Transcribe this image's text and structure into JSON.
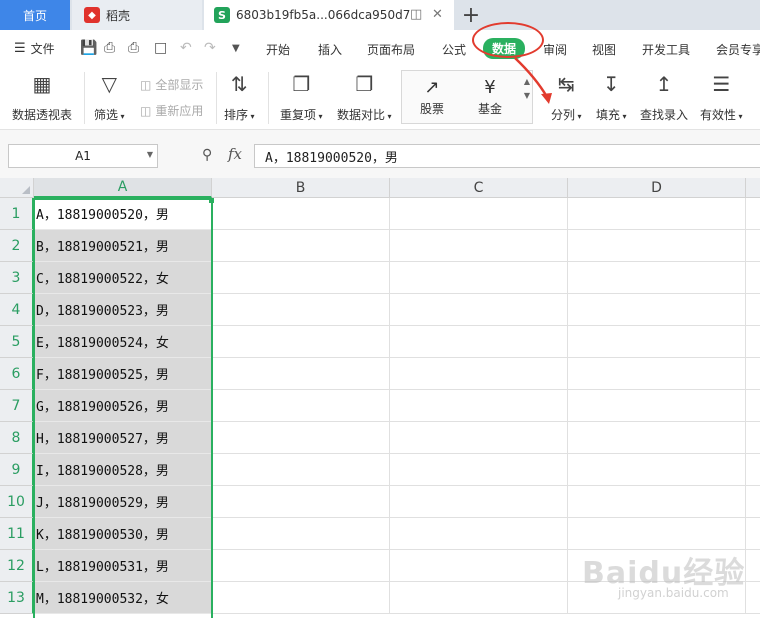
{
  "tabs": {
    "home": "首页",
    "docer": "稻壳",
    "file": "6803b19fb5a...066dca950d7",
    "file_icon": "S",
    "add": "+"
  },
  "menu": {
    "file": "文件",
    "items": [
      "开始",
      "插入",
      "页面布局",
      "公式",
      "数据",
      "审阅",
      "视图",
      "开发工具",
      "会员专享"
    ],
    "active": "数据"
  },
  "ribbon": {
    "pivot": "数据透视表",
    "filter": "筛选",
    "show_all": "全部显示",
    "reapply": "重新应用",
    "sort": "排序",
    "duplicates": "重复项",
    "compare": "数据对比",
    "stocks": "股票",
    "funds": "基金",
    "split": "分列",
    "fill": "填充",
    "lookup": "查找录入",
    "validity": "有效性"
  },
  "formula_bar": {
    "name_box": "A1",
    "fx_label": "fx",
    "formula": "A，18819000520，男"
  },
  "grid": {
    "columns": [
      "A",
      "B",
      "C",
      "D"
    ],
    "selected_column": "A",
    "row_numbers": [
      "1",
      "2",
      "3",
      "4",
      "5",
      "6",
      "7",
      "8",
      "9",
      "10",
      "11",
      "12",
      "13"
    ],
    "cells_A": [
      "A，18819000520，男",
      "B，18819000521，男",
      "C，18819000522，女",
      "D，18819000523，男",
      "E，18819000524，女",
      "F，18819000525，男",
      "G，18819000526，男",
      "H，18819000527，男",
      "I，18819000528，男",
      "J，18819000529，男",
      "K，18819000530，男",
      "L，18819000531，男",
      "M，18819000532，女"
    ]
  },
  "watermark": {
    "brand": "Baidu经验",
    "url": "jingyan.baidu.com"
  },
  "colors": {
    "accent_green": "#2ab05f",
    "annotation_red": "#e23b2e",
    "home_tab_blue": "#3e86e8"
  }
}
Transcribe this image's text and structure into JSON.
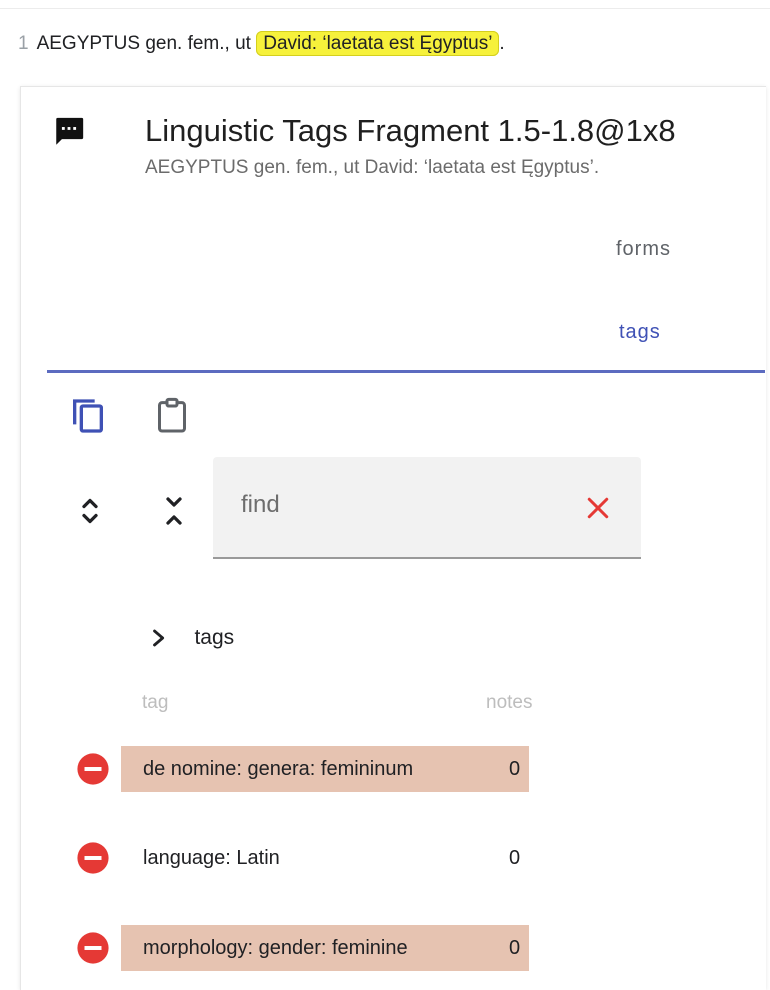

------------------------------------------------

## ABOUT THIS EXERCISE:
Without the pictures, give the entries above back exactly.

## ANSWER SECTION:
Transcribe this image's text and structure into JSON.
{
  "tabs": {
    "home": "首页",
    "docer": "稻壳",
    "file": "6803b19fb5a...066dca950d7",
    "file_icon": "S",
    "add": "+"
  },
  "menu": {
    "file": "文件",
    "items": [
      "开始",
      "插入",
      "页面布局",
      "公式",
      "数据",
      "审阅",
      "视图",
      "开发工具",
      "会员专享"
    ],
    "active": "数据"
  },
  "ribbon": {
    "pivot": "数据透视表",
    "filter": "筛选",
    "show_all": "全部显示",
    "reapply": "重新应用",
    "sort": "排序",
    "duplicates": "重复项",
    "compare": "数据对比",
    "stocks": "股票",
    "funds": "基金",
    "split": "分列",
    "fill": "填充",
    "lookup": "查找录入",
    "validity": "有效性"
  },
  "formula_bar": {
    "name_box": "A1",
    "fx_label": "fx",
    "formula": "A，18819000520，男"
  },
  "grid": {
    "columns": [
      "A",
      "B",
      "C",
      "D"
    ],
    "selected_column": "A",
    "row_numbers": [
      "1",
      "2",
      "3",
      "4",
      "5",
      "6",
      "7",
      "8",
      "9",
      "10",
      "11",
      "12",
      "13"
    ],
    "cells_A": [
      "A，18819000520，男",
      "B，18819000521，男",
      "C，18819000522，女",
      "D，18819000523，男",
      "E，18819000524，女",
      "F，18819000525，男",
      "G，18819000526，男",
      "H，18819000527，男",
      "I，18819000528，男",
      "J，18819000529，男",
      "K，18819000530，男",
      "L，18819000531，男",
      "M，18819000532，女"
    ]
  },
  "watermark": {
    "brand": "Baidu经验",
    "url": "jingyan.baidu.com"
  },
  "colors": {
    "accent_green": "#2ab05f",
    "annotation_red": "#e23b2e",
    "home_tab_blue": "#3e86e8"
  }
}
Transcribe this image's text and structure into JSON.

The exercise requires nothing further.